- The 10 best drama movies on Netflix
- The best horror movies on Netflix
16) Heathers (1988)
Heathers is a comedy about school shootings, and while that may be a hard sell, it’s still a great movie. You would think that growing sensitivity and cultural turmoil would’ve made it unwatchable in the years since it came out, but on the contrary, this black comedy works because of its take on today’s hot-button issue. Watching Heathers in the context of our national conversation about bullying actually makes it an even more interesting experience. And politics aside, Winona Ryder and Christian Slater as Veronica and J.D. are still the iconic misfit couple we all need. —C.O.
17) Young Mr. Lincoln (1939)
Many films have told the story of Abraham Lincoln, but few are as unique as Young Mr. Lincoln, a biopic that focuses solely on Lincoln when he was, well, young. Henry Fonda stars as the future president, portraying him during the period where his law career took off and political ambitions started to set in. Made by John Ford, who would go on to direct Fonda again a year later in what’s probably his most iconic performance, as Tom Joad in The Grapes of Wrath, Young Mr. Lincoln is a precursor to the great work both the star and the filmmaker would eventually become known for. —C.O.
18) E.T. the Extra-Terrestrial (1982)
For many, trying to pick a favorite Spielberg movie is like trying to pick a favorite child. But among all his pop culture cornerstones, few remain as transcendently magical and continuously beloved as E.T.. Even now, the references to this 1982 classic can be seen splashed all over film and TV (ahem, Stranger Things.) While some movies fall in and out of love, it seems the story of Elliot and his alien will live on and on, captivating one awestruck generation after the next. —C.O.
19) Full Metal Jacket
Like all of Stanley Kubrick’s work, Full Metal Jacket is cold, distant, and often disturbing.
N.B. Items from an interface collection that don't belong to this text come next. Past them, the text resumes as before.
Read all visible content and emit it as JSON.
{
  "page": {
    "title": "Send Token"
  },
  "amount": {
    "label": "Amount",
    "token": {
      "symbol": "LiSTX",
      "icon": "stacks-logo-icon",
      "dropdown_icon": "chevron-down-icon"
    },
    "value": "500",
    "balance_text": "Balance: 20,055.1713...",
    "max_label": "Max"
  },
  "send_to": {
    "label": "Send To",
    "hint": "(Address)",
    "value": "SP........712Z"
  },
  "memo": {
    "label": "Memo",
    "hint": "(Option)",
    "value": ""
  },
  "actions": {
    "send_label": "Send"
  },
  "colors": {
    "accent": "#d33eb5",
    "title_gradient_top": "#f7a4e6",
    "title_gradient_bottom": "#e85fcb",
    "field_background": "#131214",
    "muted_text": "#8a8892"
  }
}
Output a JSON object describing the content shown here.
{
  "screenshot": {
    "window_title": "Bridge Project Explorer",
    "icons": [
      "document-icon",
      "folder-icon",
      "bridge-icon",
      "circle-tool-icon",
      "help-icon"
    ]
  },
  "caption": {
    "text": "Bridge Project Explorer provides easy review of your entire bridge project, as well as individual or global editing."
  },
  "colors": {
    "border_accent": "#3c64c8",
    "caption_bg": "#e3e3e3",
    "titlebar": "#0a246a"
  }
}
But Kubrick’s iciness works perfectly for examining the horrors of Vietnam. One of only two films he made in the 1980s (the other was The Shining), Full Metal Jacket redefined the war movie by suggesting that the training process could actually be one of the worst parts of the whole experience. The first half of the story, which finds a group of Marines going through a dehumanizing boot camp, is so good that people often forget the portion that’s actually set in Vietnam. The entire film is expertly crafted and sure to make an impression. Full Metal Jacket is the rare war movie that refuses to make war look even remotely cool, and it’s all the better for it. —C.O.
20) The Chase (1966)
Little-known and rarely talked about today, The Chase is a veritable buffet of big-time Hollywood talent. Robert Redford plays Charlie “Bubber” Reeves, an escaped convict who disrupts the lives of the residents in a small southern town. Jane Fonda plays his cheating wife, and Marlon Brando stars as the sheriff who’s determined to make sure he doesn’t fall victim to vigilante justice. Movie-lovers will notice a young Angie Dickinson and Robert Duvall in supporting roles, too. Released in 1966, one year before director Arthur Penn would have his biggest success with Bonnie and Clyde, you can see shades of the same daring style that would help change Hollywood forever in this film. Adapted by the great Lillian Hellman from a play by Pulitzer Prize-winner Horton Foote, the ending is surprisingly bleak, and the movie is filled with paranoia and anger. —C.O.
Still not sure what to watch tonight? Here are our Netflix guides for the best war movies, documentaries, anime, indie flicks, and movies based on true stories streaming right now. There are also sad movies guaranteed to make you cry, weird movies to melt your brain, and comedy specials when you really need to laugh.
Editor’s note: This article is regularly updated for relevance.
Pure, uncut internet. Straight to your inbox.